I've embarked on a journey. Along with my friend and colleague, Jeremy Hill, I have begun preparing an entry for the Scripps Innovation Challenge.
The challenge is a "university-wide student competition to create innovative solutions to real-world media and communication problems." Each year, Ohio University's Scripps College of Communication posts several real-world challenges that media organizations are facing. The idea is that students will form teams, and tackle one of the problems over the course of several months. The potential takeaway is $25,000 in prize money, and the chance to further develop your solution with the people in the field who are facing that problem.
There are several challenges, but the one that drew my eye focuses on audience engagement. Mashable has teamed up with the college to provide this particular challenge, and is offering a trip to its Social Good Summit for the best solution.
"[The] Challenge: Come up with a way to intrigue and motivate a connected audience to better interact with publishing sites. The goal is for the publishing site to increase reader feedback that it can use to deepen audience engagement, and for the person offering the feedback to be meaningfully rewarded for their effort."
I recruited Jeremy, the guy in the background of the above photo, to help with the project and we have become quite the dynamic duo. We've adopted a slimmed down Agile operation where we set deliverable goals for each one-week sprint. So far, tasks have included reaching out to specific industry professionals, or finding a certain number of supportive research articles. This week, we are working to create the skeleton of our solution.

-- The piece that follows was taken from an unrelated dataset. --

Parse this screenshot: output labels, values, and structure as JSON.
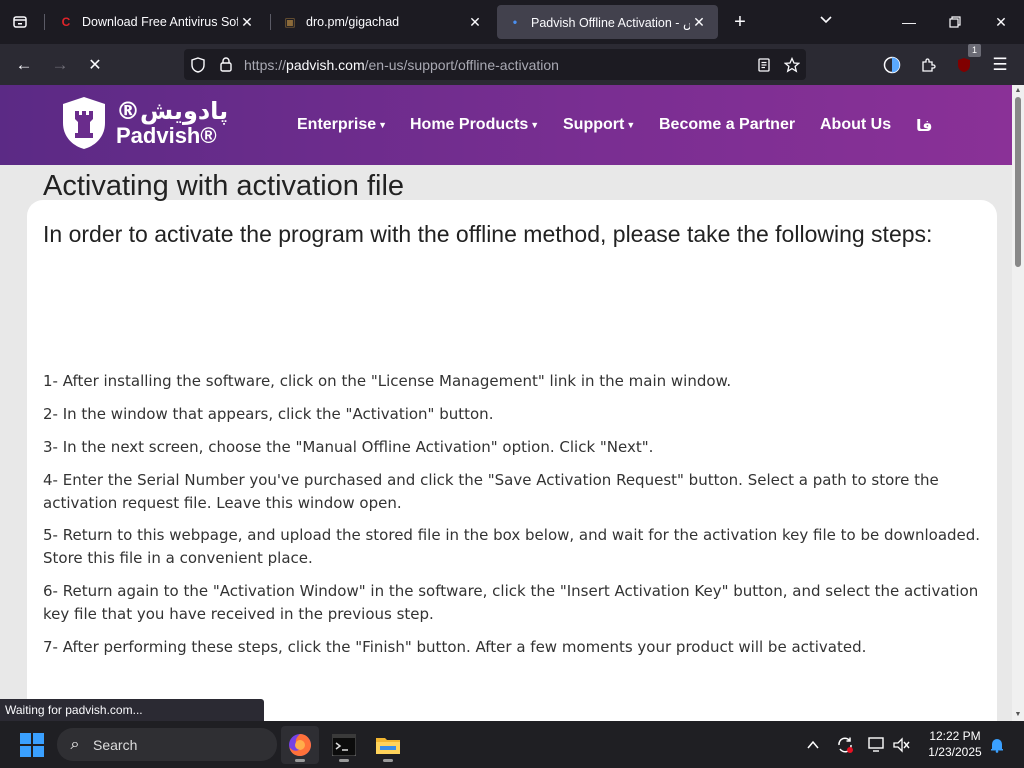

The process feels fantastic. There is a real problem that we are creating a real solution to. We set goals each week, and have had some difficulty in meeting them, but we are getting better at setting and working towards completing them. With all the stress of the student paper and school work, having a project you're passionate about makes all the difference.

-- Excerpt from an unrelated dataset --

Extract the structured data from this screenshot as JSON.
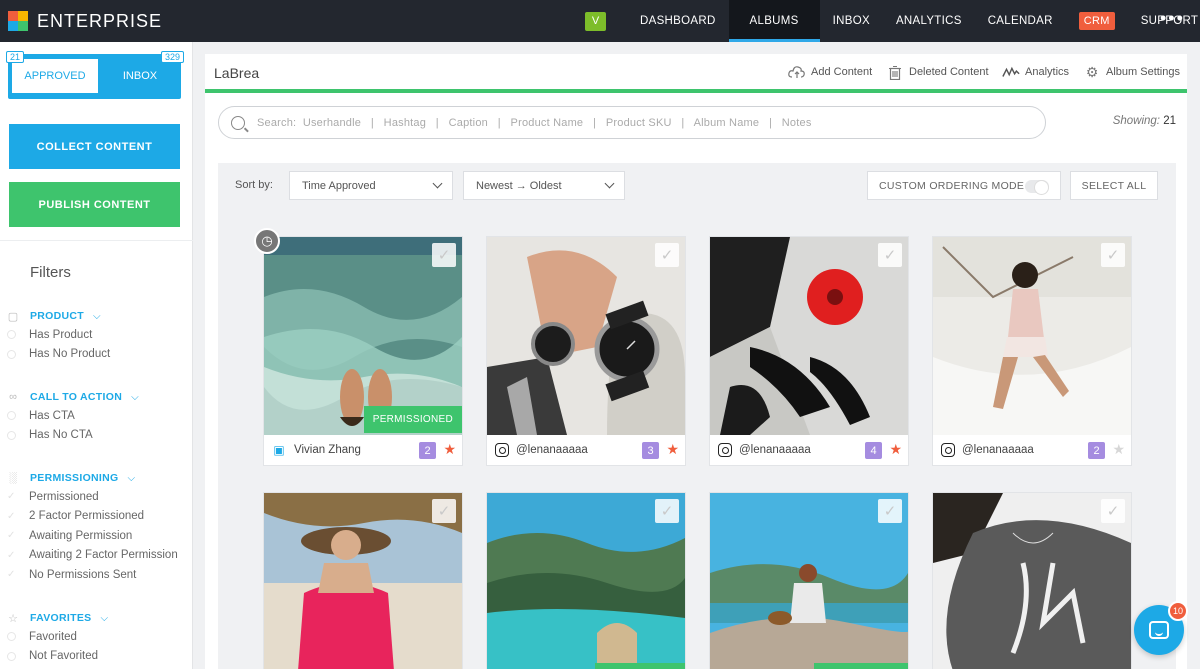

Over the next few months, I will be talking about the process as much as I can while not giving away our solutions, because it is a competition at the end of the day. The next few weeks will involve finalizing our solution, really figuring out where the weak points are.
I'm excited for the results. Even if we don't end up winning, the practice and process of creating innovative solutions feels right. It's the type of thing I want to be doing in a real newsroom.